Top Forestry Pest Concerns
You can help maintain the natural beauty of Benzie County’s forests by familiarizing yourself with some species of concern and reporting them to the proper authorities. If you have any questions or concerns, please contact Ellie Johnson, District Forester, 231.256.9783 x 268, firstname.lastname@example.org.
Click on the links, to the right, for more information:
What is Hemlock Woolly Adelgid?
Invasive Species Network Free Webinar
Hemlock Woolly Adelgid Webinar - More Information
When: Thursday, January 14, 2021 | 6pm
Where: Virtual - via Zoom
Please register for this event to receive access to the Zoom platform.
Most residents of northern Michigan are familiar with emerald ash borer – an invasive insect that arrived in our state, resulting in the widespread die-off of millions of ash trees. Forests once full of this large, native tree are now stocked with dead snags and state-wide quarantines are still in place preventing the spread of wood material from one place to another. Unfortunately, another invasive species is knocking at our front door, this time targeting a critical habitat species – our hemlocks. The photos emerging from the Appalachian Mountains are stunning. Entire swaths of forest appear to be brown as dense hemlock stands become fatalities to the hemlock woolly adelgid (HWA). Originally from Asia, but now established in the eastern U.S. and moving west, this aphid-like insect can be hard to spot, but they situate themselves at the base of hemlock needles and feed off the trees’ nutrient supply, eventually resulting in mortality. Luckily, unlike with Michigan’s ash trees, this mortality is more gradual – often taking five to ten years. This allows natural resource professionals to work toward saving this crucial hemlock resource. CONTINUE READING MORE>>>
If you have questions, please contact ISN’s Invasive Species Specialist, Audrey Menninga – 231-941-0960 x18 or email email@example.com.
Oak Wilt Prevention – It’s up to you and me!
Oak wilt, a non-native vascular wilt fungus that is fatal to red oaks, is present and spreading in Northern Michigan. Symptoms of oak wilt include the rapid loss of leaves, typically in mid-summer, and the slow progression from infected red oaks to adjacent healthy red oaks from one year to the next. Oak wilt once established spreads underground through the interconnected root systems of red oak trees. New infections can also begin when beetles spread spores from infected trees to healthy trees that are pruned or injured during the spring and early summer. A newly infected tree will lose all of its leaves in mid-summer.
To help prevent new infections, property owners should refrain from doing any oak removal or pruning between April 15th and July 15th, when beetles move spores from trees killed last year. The Nitidulid “picnic” beetles will pick up fungal spores and transfer them onto a freshly cut oak 1 to 1 ½ miles away. It is critical to not injure any oaks or create any way for the fungus to enter the vascular system of the healthy tree during this time. In addition, it is important not to move any firewood from trees that have been killed by oak wilt because this can also transport the disease to unaffected areas.

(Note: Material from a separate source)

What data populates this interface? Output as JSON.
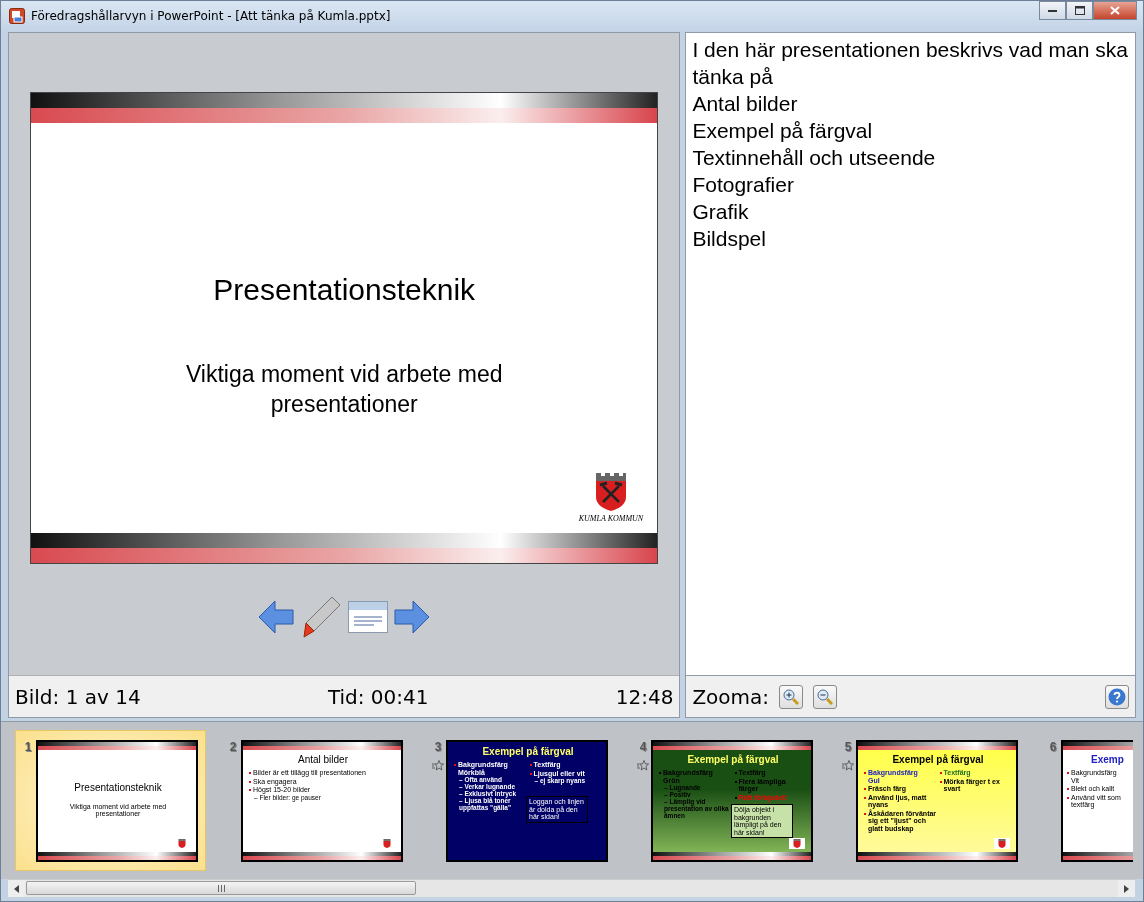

Benzie County has several confirmed oak wilt sites and treatment practices are working toward containing the spread. Other surrounding counties have been battling oak wilt since the 1980s, but vigilance is needed everywhere to keep loses from oak wilt to a minimum.
Residential treatment applications can be confounded by underground infrastructure, driveways, walks, gardens, property lines, and many other factors. However, high value residential oaks may be treated with an injected registered chemical that protects individual trees. The treatment needs to be repeated every two years. For homeowners, the injection costs for yard trees might be a viable option. Prevention is far cheaper than treatment.
Oak wilt is here to stay in Michigan. Human activity will most likely move the disease into previously affected stands as time goes on, however, oak wilt can be successfully managed and the oak forest resource will remain a part of our forested landscape.
The DNR and Conservation District Foresters are trying to confirm and document the extent of oak wilt in Michigan. If you would like more information, or suspect you may have oak wilt and would like it confirmed contact the Michigan DNR Forest Health Program at (517) 284-5895 or DNR-FRD-Forest-Health@michigan.gov or the Leelanau, Grand Traverse and Benzie Conservation District Forester, Kama Ross, at (231) 882-4391 or firstname.lastname@example.org.
Oak Wilt Pest Alert: